Glass earned a bachelor’s degree in special education with an endorsement in emotional impairment from Western Michigan University in 1988, and has done master-level coursework in education administration and technology. She also is a certified instructor for the Crisis Prevention Institute. Glass first attended Grand Valley State University and played a season of volleyball before transferring. (NOTE: Glass also coached the Kalamazoo Central varsity for two seasons during the mid-1980s. Those records are unavailable currently but will be added to her overall record when research is complete.)
Past Women In Sports Leadership Award Winners
1990 – Carol Seavoy, L’Anse

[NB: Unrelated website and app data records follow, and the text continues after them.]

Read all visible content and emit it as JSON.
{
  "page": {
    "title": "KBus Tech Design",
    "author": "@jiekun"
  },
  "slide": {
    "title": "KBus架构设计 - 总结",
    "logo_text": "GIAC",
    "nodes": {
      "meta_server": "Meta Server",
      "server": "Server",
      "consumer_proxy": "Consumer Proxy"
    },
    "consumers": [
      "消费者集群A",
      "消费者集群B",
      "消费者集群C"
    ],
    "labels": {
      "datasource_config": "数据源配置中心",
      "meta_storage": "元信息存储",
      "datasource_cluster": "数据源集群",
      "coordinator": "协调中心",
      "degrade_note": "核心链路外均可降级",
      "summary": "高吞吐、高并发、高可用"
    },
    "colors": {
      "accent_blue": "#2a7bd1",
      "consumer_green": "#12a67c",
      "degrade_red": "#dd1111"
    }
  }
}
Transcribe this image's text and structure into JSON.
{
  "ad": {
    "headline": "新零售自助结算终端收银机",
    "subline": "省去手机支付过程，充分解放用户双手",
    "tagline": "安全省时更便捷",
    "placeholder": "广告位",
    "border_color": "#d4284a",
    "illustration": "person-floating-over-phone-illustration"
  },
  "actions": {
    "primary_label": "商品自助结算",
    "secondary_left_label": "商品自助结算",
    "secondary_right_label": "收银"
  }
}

1991 – Diane Laffey, Harper Woods
1992 – Patricia Ashby, Scotts
1993 – Jo Lake, Grosse Pointe
1994 – Brenda Gatlin, Detroit
1995 – Jane Bennett, Ann Arbor
1996 – Cheryl Amos-Helmicki, Huntington Woods
1997 – Delores L. Elswick, Detroit
1998 – Karen S. Leinaar, Delton
1999 – Kathy McGee, Flint
2000 – Pat Richardson, Grass Lake
2001 – Suzanne Martin, East Lansing
2002 – Susan Barthold, Kentwood
2003 – Nancy Clark, Flint
2004 – Kathy Vruggink Westdorp, Grand Rapids
2005 – Barbara Redding, Capac
2006 – Melanie Miller, Lansing
2007 – Jan Sander, Warren Woods
2008 – Jane Bos, Grand Rapids
2009 – Gail Ganakas, Flint; Deb VanKuiken, Holly
2010 – Gina Mazzolini, Lansing
2011 – Ellen Pugh, West Branch; Patti Tibaldi, Traverse City
2012 – Janet Gillette, Comstock Park
2013 – Barbara Beckett, Traverse City
2014 – Teri Reyburn, DeWitt
2015 – Jean LaClair, Bronson
2016 – Betty Wroubel, Pontiac
2017 – Dottie Davis, Ann Arbor
2018 – Meg Seng, Ann Arbor
2019 – Kris Isom, Adrian
2020 – Nikki Norris, East Lansing
2021 – Dorene Ingalls, St. Ignace
2022 – Lori Hyman, Livonia
PHOTOS (Top) Leland coach Laurie Glass confers with one of her players during the 2019 Division 4 Final at Kellogg Arena. (Middle) Glass passes the championship trophy to her team after the Comets won the 2015 Class D title.